After a year at Cranwell, he was assigned to teach biology at Baghdad College. Two years later, he was back at Weston for theology studies. He was ordained by Cardinal Richard Cushing, in 1960. His tertianship was at Pomfret, Connecticut, after which he was assigned to serve as assistant novice master at the new Shadowbrook. At the end of two years, the provincial suggested he go to Rome for studies in ascetical theology, or spirituality, at the Gregorian University. His studies were interrupted when he was asked to be research assistant to the noted moral theologian Fr. John Ford, who was in Rome working on documents connected to the birth-control controversy. After a year as spiritual director in the Shadowbrook juniorate, he finished his doctoral studies in Rome.

When he returned to the United States, Weston had completed its move to Cambridge, and Fr. Doherty was assigned to teach pastoral and spiritual theology; many commented on how clear and effective he was as a teacher. There, too, he experienced the new style of Jesuit living, in small communities of scholastics, spread around Cambridge neighborhoods, and shopping and cooking for one another.  There too he found the work that was to occupy most of his subsequent ministry. Jesuit Frs. Bill Barry and Bill Connolly were offering the Spiritual Exercises in a one-to-one format, pioneered by Fr. John English, SJ, in Canada and Fr. Dominic Marucca, SJ, of the Maryland Province. With Fr. Barry, he developed a spiritual formation program, which led to a master’s program in spiritual direction. Then, in 1971, at the first of four workshops the province sponsored on giving the Exercises in a one-to-format, Fr. Doherty and five other Jesuits (Bill Barry, Bill Connolly, Dan Lusch, Joe McCormick and Joe MacFarlane) came up with the idea for what became the Center for Religious Development for training supervisors in spiritual direction.

A sabbatical, in 1976, and a friendship with a faculty member at Earlham College, the Quaker school in Indiana, led to an invitation to teach theology and be involved with a spiritual formation program there. Over the following years, he kept his connection with CRD while also directing the New England Province’s tertianship and teaching at Pope St. John XXIII Seminary for delayed vocations in Weston. Another sabbatical led to his giving retreats and teaching spiritual direction in Japan, the Philippines, Korea, and other parts of the Far East. Subsequent sabbatical appointments took him to Chicago and Texas. In 1986, he moved to Campion Renewal Center, in Weston, Mass., where he directed retreats, continued to be involved with the province’s tertianship program, and taught scripture at Pope St. John XXIII from 1991 to 2011.

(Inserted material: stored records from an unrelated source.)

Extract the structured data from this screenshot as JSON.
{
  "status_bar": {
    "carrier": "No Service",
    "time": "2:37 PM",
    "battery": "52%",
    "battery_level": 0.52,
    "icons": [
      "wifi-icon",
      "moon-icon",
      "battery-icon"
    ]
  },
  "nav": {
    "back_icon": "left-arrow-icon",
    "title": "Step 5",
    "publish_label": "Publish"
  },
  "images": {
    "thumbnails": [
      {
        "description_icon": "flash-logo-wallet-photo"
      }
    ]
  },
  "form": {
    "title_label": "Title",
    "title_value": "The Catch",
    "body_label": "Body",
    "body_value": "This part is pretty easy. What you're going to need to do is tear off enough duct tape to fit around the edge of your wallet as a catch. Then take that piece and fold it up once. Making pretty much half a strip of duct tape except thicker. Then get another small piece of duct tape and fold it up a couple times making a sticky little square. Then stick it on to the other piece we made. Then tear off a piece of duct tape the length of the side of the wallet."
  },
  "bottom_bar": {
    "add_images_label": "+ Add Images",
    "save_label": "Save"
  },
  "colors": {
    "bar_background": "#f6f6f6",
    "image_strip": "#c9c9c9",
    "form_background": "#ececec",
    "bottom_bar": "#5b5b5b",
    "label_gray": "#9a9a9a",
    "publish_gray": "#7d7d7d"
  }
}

He was a much sought-after spiritual director at Campion Center but his health slowly declined. He died quietly in the late evening of Dec. 9, 2017.